  9. Hassanpour MS, Eggebrecht AT, Culver JP, Peelle JE (2015) Mapping cortical responses to speech using high-density diffuse optical tomography. NeuroImage 117:319–326. doi:10.1016/j.neuroimage.2015.05.058 (PDF)
  10. Peelle JE, Sommers M (2015) Prediction and constraint in audiovisual speech perception. Cortex 68:169–181. doi:10.1016/j.cortex.2015.03.006 (PDF)
  11. Peelle JE (2014) Methodological challenges and solutions in auditory functional magnetic resonance imaging. Frontiers in Neuroscience 8:253. doi:10.3389/fnins.2014.00253 (PDF)
  12. Van Engen KJ, Peelle JE (2014) Listening effort and accented speech. Frontiers in Human Neuroscience 8:577. doi:10.3389/fnhum.2014.00577 (PDF)
  13. Peelle JE, Gross J, Davis MH (2013) Phase-locked responses to speech in human auditory cortex are enhanced during comprehension.
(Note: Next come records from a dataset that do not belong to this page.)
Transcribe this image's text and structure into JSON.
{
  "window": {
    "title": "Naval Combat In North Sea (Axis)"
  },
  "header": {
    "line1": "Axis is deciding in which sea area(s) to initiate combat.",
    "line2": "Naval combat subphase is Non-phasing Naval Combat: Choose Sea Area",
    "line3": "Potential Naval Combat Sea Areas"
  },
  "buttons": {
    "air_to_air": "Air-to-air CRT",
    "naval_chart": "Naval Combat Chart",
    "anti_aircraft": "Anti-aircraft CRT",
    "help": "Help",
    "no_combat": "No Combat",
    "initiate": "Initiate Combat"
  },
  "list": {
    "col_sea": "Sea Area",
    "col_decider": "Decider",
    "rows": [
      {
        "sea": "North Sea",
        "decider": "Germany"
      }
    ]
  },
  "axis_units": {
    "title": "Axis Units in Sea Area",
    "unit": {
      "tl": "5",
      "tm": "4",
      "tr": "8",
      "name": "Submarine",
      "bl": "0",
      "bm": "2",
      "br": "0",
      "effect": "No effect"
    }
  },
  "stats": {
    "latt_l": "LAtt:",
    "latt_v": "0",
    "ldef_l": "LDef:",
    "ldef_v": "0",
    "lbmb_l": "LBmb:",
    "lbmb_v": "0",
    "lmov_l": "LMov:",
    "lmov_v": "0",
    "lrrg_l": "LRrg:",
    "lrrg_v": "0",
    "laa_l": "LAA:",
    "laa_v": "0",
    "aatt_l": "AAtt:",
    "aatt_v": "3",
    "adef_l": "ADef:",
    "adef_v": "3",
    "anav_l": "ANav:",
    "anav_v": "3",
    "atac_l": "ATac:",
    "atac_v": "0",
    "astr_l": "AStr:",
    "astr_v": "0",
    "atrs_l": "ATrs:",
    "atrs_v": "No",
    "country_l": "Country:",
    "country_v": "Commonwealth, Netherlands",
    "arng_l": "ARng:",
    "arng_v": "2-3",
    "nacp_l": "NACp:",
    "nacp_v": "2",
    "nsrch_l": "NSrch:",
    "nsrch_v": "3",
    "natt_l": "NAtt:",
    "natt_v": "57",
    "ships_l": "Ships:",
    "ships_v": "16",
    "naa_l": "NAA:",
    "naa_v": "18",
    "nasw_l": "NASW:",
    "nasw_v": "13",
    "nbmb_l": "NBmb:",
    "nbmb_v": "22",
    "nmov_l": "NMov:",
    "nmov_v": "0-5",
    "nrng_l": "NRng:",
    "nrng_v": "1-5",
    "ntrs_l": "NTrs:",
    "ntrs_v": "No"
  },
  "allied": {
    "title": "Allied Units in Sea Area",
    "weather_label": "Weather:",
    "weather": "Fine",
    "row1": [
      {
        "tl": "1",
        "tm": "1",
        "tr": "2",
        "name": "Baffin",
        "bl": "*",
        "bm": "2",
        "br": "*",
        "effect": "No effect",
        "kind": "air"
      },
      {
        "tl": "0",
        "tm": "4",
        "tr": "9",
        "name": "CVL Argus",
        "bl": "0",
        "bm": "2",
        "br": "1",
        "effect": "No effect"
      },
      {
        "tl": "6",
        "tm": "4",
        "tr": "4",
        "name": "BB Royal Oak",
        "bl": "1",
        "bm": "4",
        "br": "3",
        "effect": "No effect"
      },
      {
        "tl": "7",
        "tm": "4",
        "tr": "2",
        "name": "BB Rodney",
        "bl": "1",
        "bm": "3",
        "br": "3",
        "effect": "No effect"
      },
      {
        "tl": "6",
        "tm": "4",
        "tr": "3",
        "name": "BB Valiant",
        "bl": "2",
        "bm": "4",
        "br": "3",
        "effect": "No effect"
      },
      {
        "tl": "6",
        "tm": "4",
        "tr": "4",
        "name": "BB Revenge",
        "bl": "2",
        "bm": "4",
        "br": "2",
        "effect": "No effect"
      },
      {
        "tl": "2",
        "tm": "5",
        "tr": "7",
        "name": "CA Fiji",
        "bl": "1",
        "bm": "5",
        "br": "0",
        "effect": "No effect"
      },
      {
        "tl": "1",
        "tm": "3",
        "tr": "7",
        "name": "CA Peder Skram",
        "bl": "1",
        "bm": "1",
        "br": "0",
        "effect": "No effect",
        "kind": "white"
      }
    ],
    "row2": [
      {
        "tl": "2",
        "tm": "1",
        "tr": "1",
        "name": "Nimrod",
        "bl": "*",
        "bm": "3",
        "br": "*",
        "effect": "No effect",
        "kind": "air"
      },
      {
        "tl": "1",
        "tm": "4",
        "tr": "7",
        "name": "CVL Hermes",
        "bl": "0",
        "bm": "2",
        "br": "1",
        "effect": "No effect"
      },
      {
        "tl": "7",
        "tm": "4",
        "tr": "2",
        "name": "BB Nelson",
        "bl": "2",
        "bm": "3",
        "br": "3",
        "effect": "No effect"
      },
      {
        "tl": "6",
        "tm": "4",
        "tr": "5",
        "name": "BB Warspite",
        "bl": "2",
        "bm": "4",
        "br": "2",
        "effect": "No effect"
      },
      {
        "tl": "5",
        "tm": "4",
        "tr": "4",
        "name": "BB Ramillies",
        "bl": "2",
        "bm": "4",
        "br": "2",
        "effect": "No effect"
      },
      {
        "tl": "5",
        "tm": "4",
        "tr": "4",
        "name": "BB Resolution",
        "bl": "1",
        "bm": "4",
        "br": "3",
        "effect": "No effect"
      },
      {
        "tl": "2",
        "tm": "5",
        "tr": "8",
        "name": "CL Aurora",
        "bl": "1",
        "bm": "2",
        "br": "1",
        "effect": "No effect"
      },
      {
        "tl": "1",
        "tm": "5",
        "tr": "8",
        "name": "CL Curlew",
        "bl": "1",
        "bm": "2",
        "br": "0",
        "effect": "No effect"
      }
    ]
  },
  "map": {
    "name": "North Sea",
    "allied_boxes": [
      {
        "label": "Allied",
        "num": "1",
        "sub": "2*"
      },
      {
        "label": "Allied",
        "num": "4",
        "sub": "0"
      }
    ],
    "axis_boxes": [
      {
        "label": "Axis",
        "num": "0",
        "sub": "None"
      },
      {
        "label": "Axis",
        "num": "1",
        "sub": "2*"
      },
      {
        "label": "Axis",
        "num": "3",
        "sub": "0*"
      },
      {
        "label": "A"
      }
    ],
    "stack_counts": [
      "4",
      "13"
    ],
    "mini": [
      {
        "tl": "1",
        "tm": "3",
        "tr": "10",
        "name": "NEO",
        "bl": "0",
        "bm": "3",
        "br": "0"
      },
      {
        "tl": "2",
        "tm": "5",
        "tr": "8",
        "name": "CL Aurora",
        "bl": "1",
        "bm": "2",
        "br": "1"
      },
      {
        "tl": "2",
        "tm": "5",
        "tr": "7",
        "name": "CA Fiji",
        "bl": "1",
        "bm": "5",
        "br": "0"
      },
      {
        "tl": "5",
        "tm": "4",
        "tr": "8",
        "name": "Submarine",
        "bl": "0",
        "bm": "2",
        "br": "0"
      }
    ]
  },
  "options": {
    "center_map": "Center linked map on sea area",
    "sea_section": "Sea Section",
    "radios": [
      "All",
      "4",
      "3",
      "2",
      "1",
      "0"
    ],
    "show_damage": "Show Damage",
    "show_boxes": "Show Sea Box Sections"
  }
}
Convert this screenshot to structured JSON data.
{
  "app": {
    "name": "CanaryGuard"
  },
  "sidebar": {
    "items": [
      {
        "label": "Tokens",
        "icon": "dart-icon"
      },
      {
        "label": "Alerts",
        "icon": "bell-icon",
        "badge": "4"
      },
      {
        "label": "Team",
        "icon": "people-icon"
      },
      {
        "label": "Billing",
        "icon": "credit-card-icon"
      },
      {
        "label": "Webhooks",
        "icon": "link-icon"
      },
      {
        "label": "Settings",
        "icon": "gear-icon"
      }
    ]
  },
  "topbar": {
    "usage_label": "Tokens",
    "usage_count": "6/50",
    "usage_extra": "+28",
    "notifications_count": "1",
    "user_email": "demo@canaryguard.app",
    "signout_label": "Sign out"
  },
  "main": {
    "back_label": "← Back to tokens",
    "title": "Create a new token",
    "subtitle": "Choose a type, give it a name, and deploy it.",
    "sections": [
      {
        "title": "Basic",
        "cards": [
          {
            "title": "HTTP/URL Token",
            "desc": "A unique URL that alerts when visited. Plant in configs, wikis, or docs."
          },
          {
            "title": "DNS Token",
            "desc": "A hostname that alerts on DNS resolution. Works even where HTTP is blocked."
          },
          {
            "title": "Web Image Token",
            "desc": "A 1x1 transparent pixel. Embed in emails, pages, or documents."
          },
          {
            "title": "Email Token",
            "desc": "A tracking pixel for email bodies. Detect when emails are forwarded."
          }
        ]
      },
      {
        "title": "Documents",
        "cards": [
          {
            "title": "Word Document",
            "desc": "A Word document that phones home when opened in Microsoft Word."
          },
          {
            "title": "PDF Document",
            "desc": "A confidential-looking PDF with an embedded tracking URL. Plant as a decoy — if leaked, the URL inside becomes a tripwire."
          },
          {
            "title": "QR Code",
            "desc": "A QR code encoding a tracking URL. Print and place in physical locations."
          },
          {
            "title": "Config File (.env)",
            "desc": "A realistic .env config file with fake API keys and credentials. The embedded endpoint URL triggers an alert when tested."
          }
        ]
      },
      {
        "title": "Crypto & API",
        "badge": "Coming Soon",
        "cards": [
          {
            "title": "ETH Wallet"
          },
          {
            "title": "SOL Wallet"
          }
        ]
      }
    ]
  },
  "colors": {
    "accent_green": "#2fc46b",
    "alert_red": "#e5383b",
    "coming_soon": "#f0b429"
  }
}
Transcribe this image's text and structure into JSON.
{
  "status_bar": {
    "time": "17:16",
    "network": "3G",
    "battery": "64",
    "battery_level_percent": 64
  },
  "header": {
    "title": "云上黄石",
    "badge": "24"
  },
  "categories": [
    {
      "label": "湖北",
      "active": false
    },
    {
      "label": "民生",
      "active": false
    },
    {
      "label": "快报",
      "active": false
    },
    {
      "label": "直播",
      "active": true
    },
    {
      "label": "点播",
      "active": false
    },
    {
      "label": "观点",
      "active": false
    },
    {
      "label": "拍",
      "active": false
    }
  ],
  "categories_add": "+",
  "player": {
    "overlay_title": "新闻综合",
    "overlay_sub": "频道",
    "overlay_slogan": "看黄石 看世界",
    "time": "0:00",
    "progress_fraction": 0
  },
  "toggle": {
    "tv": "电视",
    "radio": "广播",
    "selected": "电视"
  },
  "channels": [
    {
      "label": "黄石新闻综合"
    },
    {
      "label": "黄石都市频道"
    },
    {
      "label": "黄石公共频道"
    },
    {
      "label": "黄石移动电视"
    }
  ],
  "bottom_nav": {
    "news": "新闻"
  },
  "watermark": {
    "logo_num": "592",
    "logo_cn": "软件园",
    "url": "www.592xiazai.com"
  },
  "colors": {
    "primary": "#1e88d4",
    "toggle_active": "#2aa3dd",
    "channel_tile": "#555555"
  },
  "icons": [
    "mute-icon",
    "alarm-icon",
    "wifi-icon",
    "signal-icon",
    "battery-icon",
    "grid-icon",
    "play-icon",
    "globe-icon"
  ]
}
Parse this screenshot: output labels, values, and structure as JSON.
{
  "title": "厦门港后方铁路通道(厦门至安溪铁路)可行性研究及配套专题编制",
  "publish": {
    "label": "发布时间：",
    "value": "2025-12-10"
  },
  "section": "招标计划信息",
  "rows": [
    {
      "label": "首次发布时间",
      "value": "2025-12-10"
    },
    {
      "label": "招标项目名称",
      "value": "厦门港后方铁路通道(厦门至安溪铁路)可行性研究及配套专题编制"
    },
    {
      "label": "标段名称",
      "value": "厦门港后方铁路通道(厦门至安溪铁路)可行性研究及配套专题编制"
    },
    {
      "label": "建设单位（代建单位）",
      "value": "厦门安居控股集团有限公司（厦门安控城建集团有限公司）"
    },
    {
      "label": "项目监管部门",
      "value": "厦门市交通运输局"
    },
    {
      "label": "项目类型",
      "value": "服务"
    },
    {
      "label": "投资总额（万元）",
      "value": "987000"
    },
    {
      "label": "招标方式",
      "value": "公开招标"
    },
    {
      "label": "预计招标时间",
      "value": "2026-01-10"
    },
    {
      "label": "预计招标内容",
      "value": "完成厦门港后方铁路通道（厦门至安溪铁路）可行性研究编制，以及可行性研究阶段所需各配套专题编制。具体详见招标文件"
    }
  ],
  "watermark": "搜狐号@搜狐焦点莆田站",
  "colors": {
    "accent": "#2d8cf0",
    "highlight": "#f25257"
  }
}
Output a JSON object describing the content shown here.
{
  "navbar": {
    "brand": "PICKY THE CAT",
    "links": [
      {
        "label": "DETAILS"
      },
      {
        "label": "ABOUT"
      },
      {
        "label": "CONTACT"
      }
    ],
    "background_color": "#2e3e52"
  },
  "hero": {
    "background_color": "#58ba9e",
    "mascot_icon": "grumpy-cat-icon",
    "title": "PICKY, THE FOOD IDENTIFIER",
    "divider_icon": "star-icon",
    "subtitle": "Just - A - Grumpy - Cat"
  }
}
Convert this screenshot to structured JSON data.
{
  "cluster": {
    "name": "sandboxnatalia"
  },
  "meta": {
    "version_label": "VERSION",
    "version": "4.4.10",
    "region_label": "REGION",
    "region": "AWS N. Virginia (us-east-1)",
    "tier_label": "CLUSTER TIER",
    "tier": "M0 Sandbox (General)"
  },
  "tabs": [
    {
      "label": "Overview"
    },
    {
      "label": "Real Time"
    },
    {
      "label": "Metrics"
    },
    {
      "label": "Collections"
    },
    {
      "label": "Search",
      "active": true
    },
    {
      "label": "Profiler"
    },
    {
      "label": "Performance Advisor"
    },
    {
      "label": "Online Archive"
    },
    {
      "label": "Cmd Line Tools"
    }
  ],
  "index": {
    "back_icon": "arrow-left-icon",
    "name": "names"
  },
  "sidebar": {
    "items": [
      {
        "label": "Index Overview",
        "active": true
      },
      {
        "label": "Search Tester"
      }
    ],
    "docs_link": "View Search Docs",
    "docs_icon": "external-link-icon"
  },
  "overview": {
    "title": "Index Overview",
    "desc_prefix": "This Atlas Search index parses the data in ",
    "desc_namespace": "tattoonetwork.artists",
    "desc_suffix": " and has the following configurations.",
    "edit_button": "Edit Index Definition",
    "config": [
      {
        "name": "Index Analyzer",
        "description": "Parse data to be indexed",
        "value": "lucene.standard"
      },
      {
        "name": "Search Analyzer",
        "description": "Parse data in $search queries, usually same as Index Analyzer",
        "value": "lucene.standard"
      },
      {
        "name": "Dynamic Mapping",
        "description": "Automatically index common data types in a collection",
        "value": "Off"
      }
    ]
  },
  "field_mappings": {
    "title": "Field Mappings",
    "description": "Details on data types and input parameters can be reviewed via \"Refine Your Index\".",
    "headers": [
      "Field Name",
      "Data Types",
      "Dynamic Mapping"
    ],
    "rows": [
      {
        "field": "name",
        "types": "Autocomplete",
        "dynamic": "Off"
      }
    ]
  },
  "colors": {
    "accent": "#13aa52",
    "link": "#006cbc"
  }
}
Cerebral Cortex 23:13781387. doi:10.1093/cercor/bhs118 (PDF)
  14. Peelle JE (2012) The hemispheric lateralization of speech processing depends on what “speech” is: A hierarchical perspective. Frontiers in Human Neuroscience 6:309. doi:10.3389/fnhum.2012.00309 (PDF)
  15. Peelle JE, Davis MH (2012) Neural oscillations carry speech rhythm through to comprehension. Frontiers in Psychology 3:320. doi:10.3389/fpsyg.2012.00320 (PDF)
  16. Wingfield A, Peelle JE (2012) How does hearing loss affect the brain? Aging Health 8:107–109. doi:10.2217/AHE.12.5 (PDF)
  17. Peelle JE, Troiani V, Grossman M, Wingfield A (2011) Hearing loss in older adults affects neural systems supporting speech comprehension. Journal of Neuroscience 31:12638–12643. doi:10.1523/jneurosci.2559-11.2011 (PDF)
  18. Peelle JE, Johnsrude IS, Davis MH (2010) Hierarchical processing for speech in human auditory cortex and beyond. Frontiers in Human Neuroscience 4:51. doi:10.3389/fnhum.2010.00051 (PDF)
  19. Peelle JE, Troiani V, Wingfield A, Grossman M (2010) Neural processing during older adults’ comprehension of spoken sentences: Age differences in resource allocation and connectivity. Cerebral Cortex 20:773–782. doi:10.1093/cercor/bhp142 (PDF)

Contact Us

Mailing address

660 S. Euclid Ave.
Campus Box 8115
St. Louis, MO 63110

Physical address

517 S. Euclid Ave.
Rm 810 (office), 811 (lab)
St. Louis, MO 63110